Netflix has approved the Canon EOS R5 C for use in its productions, making it the first hybrid Canon camera to make the cut. It joins the Panasonic S1H as the only two approved cameras that are typically categorized as hybrid photo and video cameras.
Canon’s EOS R5 C — which was brought to market last March — has been added to Netflix’s list of approved cameras which allows filmmakers to use Canon hybrid full-frame mirrorless camera for Netflix productions. The addition of the EOS R5 C brings the number of Canon Cinema EOS camera models approved for use on Netflix productions to eight, joining the C500 Mark II, the C300 Mark II, the C70, the C300 Mark II, the C700 FF, and the C700.
Before Canon R5 C approval, the only other Netflix-approved camera that shares a similar body design and designation as a hybrid photo and video camera was Panasonic’s S1H. While there are some “compact” cameras that have been approved, the hybrid camera design has typically not been.
It may come as a surprise to many, but — for example — none of Sony’s Alpha series cameras are Netflix approved, including the highly video-capable Alpha 7S III. Not even Blackmagic’s Pocket Cinema Cameras are approved — they aren’t hybrid cameras but share a similar design — as Netflix has only given the green light to three Blackmagic cameras, all of which are URSA cameras.
Outside of the Canon C70 and the Panasonic BGh1 and BS1H, there are very few truly compact camera options available to Netflix filmmakers, so Canon’s R5 C now joins a rather exclusive club.
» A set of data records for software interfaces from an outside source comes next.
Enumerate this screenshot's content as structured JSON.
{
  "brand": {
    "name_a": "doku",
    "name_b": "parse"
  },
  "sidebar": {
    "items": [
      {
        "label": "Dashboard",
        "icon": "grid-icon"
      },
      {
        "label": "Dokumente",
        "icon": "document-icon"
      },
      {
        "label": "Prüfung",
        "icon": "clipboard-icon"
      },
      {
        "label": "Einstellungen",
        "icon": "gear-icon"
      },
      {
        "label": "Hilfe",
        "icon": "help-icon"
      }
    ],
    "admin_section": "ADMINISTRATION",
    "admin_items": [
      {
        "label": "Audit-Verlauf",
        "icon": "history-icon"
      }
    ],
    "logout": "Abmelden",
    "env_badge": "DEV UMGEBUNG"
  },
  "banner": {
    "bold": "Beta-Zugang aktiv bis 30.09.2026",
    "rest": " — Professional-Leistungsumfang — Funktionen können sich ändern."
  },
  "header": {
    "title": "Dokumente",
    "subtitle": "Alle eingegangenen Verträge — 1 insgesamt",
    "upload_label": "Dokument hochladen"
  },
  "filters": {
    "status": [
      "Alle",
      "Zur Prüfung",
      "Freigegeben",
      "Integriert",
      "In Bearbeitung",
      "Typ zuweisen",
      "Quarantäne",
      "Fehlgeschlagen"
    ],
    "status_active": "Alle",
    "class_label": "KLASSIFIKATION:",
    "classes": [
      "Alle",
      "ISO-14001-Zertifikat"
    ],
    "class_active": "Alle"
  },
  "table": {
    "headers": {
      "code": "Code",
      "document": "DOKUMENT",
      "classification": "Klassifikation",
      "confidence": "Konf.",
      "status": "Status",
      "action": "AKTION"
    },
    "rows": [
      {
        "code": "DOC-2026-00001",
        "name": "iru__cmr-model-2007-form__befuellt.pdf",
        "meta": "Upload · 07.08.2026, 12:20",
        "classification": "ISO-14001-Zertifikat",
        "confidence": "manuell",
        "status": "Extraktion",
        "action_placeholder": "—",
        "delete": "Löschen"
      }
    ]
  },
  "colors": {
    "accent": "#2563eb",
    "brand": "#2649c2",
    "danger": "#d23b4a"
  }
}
The addition of the R5 C as Netflix approved comes shortly after Canon released firmware update 18.104.22.168 earlier this week. The update only has one note, but it is significant: it improves the image quality of Canon Log 3 when shooting in XF-AVC or MP4 formats. In short, Canon says it elevates the overall image quality and camera operability for filmmakers.
What Makes a Camera ‘Netflix Approved’?
Last summer, Netflix released a video that explains what goes into the process for cameras approved for use on its productions.
“The most common misconception is the only requirement we have for cameras on our approved list is 4K capture. Now, while capturing at a higher resolution is certainly important to image quality, we know it’s not everything. That’s why resolution is just one of the many attributes we look at when evaluating a camera system,” the company’s camera systems specialist Kris Prygrocki said.
““We do our best to remain as objective as possible by doing a multitude of tests and not just relying on one singular solution. We also make a point to stay in communication with the manufacturer to ensure that we are operating the camera system and testing it in the best way possible to achieve the greatest results.”
Surprisingly, most of the factors that go into approving a camera aren’t related to image quality.
“Does it have proper thermal management? Is it going to overheat on a professional film set? Are we going to have to deal with image correction or lost data all the time? How well supported is the recorded file format in post software? Is there proper color management?”
Image credits: Canon